ARDS is a serious condition described as low oxygen in the blood. ARDS affects you if you already have an underlying health problem such as pneumonia. It can occur while you are in the hospital being treated for that problem.
Drug or Alcohol Abuse
If you overdose on drugs or drink too much alcohol, you can impair brain function. Your brain may not tell your lungs to breathe or exhale.
Inhaling toxic chemicals, smoke, or fumes can also cause acute respiratory failure. These chemicals may injure or damage the tissues of your lungs, including the air sacs and capillaries.
A stroke occurs when your brain experiences tissue death or damage on one or both sides of the brain.
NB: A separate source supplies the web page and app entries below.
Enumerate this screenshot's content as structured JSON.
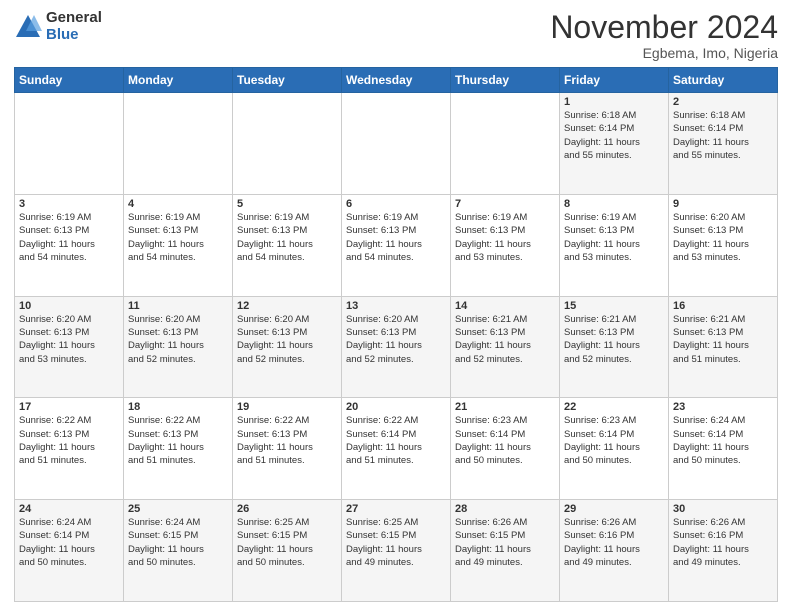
{
  "logo": {
    "general": "General",
    "blue": "Blue"
  },
  "header": {
    "month": "November 2024",
    "location": "Egbema, Imo, Nigeria"
  },
  "weekdays": [
    "Sunday",
    "Monday",
    "Tuesday",
    "Wednesday",
    "Thursday",
    "Friday",
    "Saturday"
  ],
  "weeks": [
    [
      {
        "day": "",
        "info": ""
      },
      {
        "day": "",
        "info": ""
      },
      {
        "day": "",
        "info": ""
      },
      {
        "day": "",
        "info": ""
      },
      {
        "day": "",
        "info": ""
      },
      {
        "day": "1",
        "info": "Sunrise: 6:18 AM\nSunset: 6:14 PM\nDaylight: 11 hours\nand 55 minutes."
      },
      {
        "day": "2",
        "info": "Sunrise: 6:18 AM\nSunset: 6:14 PM\nDaylight: 11 hours\nand 55 minutes."
      }
    ],
    [
      {
        "day": "3",
        "info": "Sunrise: 6:19 AM\nSunset: 6:13 PM\nDaylight: 11 hours\nand 54 minutes."
      },
      {
        "day": "4",
        "info": "Sunrise: 6:19 AM\nSunset: 6:13 PM\nDaylight: 11 hours\nand 54 minutes."
      },
      {
        "day": "5",
        "info": "Sunrise: 6:19 AM\nSunset: 6:13 PM\nDaylight: 11 hours\nand 54 minutes."
      },
      {
        "day": "6",
        "info": "Sunrise: 6:19 AM\nSunset: 6:13 PM\nDaylight: 11 hours\nand 54 minutes."
      },
      {
        "day": "7",
        "info": "Sunrise: 6:19 AM\nSunset: 6:13 PM\nDaylight: 11 hours\nand 53 minutes."
      },
      {
        "day": "8",
        "info": "Sunrise: 6:19 AM\nSunset: 6:13 PM\nDaylight: 11 hours\nand 53 minutes."
      },
      {
        "day": "9",
        "info": "Sunrise: 6:20 AM\nSunset: 6:13 PM\nDaylight: 11 hours\nand 53 minutes."
      }
    ],
    [
      {
        "day": "10",
        "info": "Sunrise: 6:20 AM\nSunset: 6:13 PM\nDaylight: 11 hours\nand 53 minutes."
      },
      {
        "day": "11",
        "info": "Sunrise: 6:20 AM\nSunset: 6:13 PM\nDaylight: 11 hours\nand 52 minutes."
      },
      {
        "day": "12",
        "info": "Sunrise: 6:20 AM\nSunset: 6:13 PM\nDaylight: 11 hours\nand 52 minutes."
      },
      {
        "day": "13",
        "info": "Sunrise: 6:20 AM\nSunset: 6:13 PM\nDaylight: 11 hours\nand 52 minutes."
      },
      {
        "day": "14",
        "info": "Sunrise: 6:21 AM\nSunset: 6:13 PM\nDaylight: 11 hours\nand 52 minutes."
      },
      {
        "day": "15",
        "info": "Sunrise: 6:21 AM\nSunset: 6:13 PM\nDaylight: 11 hours\nand 52 minutes."
      },
      {
        "day": "16",
        "info": "Sunrise: 6:21 AM\nSunset: 6:13 PM\nDaylight: 11 hours\nand 51 minutes."
      }
    ],
    [
      {
        "day": "17",
        "info": "Sunrise: 6:22 AM\nSunset: 6:13 PM\nDaylight: 11 hours\nand 51 minutes."
      },
      {
        "day": "18",
        "info": "Sunrise: 6:22 AM\nSunset: 6:13 PM\nDaylight: 11 hours\nand 51 minutes."
      },
      {
        "day": "19",
        "info": "Sunrise: 6:22 AM\nSunset: 6:13 PM\nDaylight: 11 hours\nand 51 minutes."
      },
      {
        "day": "20",
        "info": "Sunrise: 6:22 AM\nSunset: 6:14 PM\nDaylight: 11 hours\nand 51 minutes."
      },
      {
        "day": "21",
        "info": "Sunrise: 6:23 AM\nSunset: 6:14 PM\nDaylight: 11 hours\nand 50 minutes."
      },
      {
        "day": "22",
        "info": "Sunrise: 6:23 AM\nSunset: 6:14 PM\nDaylight: 11 hours\nand 50 minutes."
      },
      {
        "day": "23",
        "info": "Sunrise: 6:24 AM\nSunset: 6:14 PM\nDaylight: 11 hours\nand 50 minutes."
      }
    ],
    [
      {
        "day": "24",
        "info": "Sunrise: 6:24 AM\nSunset: 6:14 PM\nDaylight: 11 hours\nand 50 minutes."
      },
      {
        "day": "25",
        "info": "Sunrise: 6:24 AM\nSunset: 6:15 PM\nDaylight: 11 hours\nand 50 minutes."
      },
      {
        "day": "26",
        "info": "Sunrise: 6:25 AM\nSunset: 6:15 PM\nDaylight: 11 hours\nand 50 minutes."
      },
      {
        "day": "27",
        "info": "Sunrise: 6:25 AM\nSunset: 6:15 PM\nDaylight: 11 hours\nand 49 minutes."
      },
      {
        "day": "28",
        "info": "Sunrise: 6:26 AM\nSunset: 6:15 PM\nDaylight: 11 hours\nand 49 minutes."
      },
      {
        "day": "29",
        "info": "Sunrise: 6:26 AM\nSunset: 6:16 PM\nDaylight: 11 hours\nand 49 minutes."
      },
      {
        "day": "30",
        "info": "Sunrise: 6:26 AM\nSunset: 6:16 PM\nDaylight: 11 hours\nand 49 minutes."
      }
    ]
  ]
}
Often, it affects only one side. Although stroke does present some warning signs such as slurred speech or confusion, it typically occurs quickly. If you have a stroke, you may lose your ability to breathe properly.
You may be at risk for acute respiratory failure if you:
The symptoms vary according to how healthy you are. But most people acute failure of the lungs with low oxygen levels will experience:
When carbon dioxide is high, your heart rate may increase. You may be confused about your surroundings, who you are, and others around you.
Acute respiratory failure requires immediate medical attention. You may be given oxygen to help you breath and to prevent tissue death in your organs and brain.
After your doctor stabilizes you, he may perform or order specific tests to correctly diagnose your condition. Possible tests include the following:
Treatment usually addresses any underlying conditions you may have. Then, your doctor will treat your respiratory failure with these possible options.
Pain medications may be prescribed.
For severe cases, a tracheostomy (artificial airway in the windpipe) may be performed.
You may be given oxygen to help you breathe better. This comes in the form of an oxygen tank or ventilator machine. Portable air tanks may be taken home if your condition requires them.
If your underlying problem is treated appropriately, you will see improvement in your lung function. You may also require pulmonary rehab, which includes exercise therapy, education and counseling. Acute respiratory failure can become a long-term condition without the right treatment. It’s important to know when to seek emergency medical care.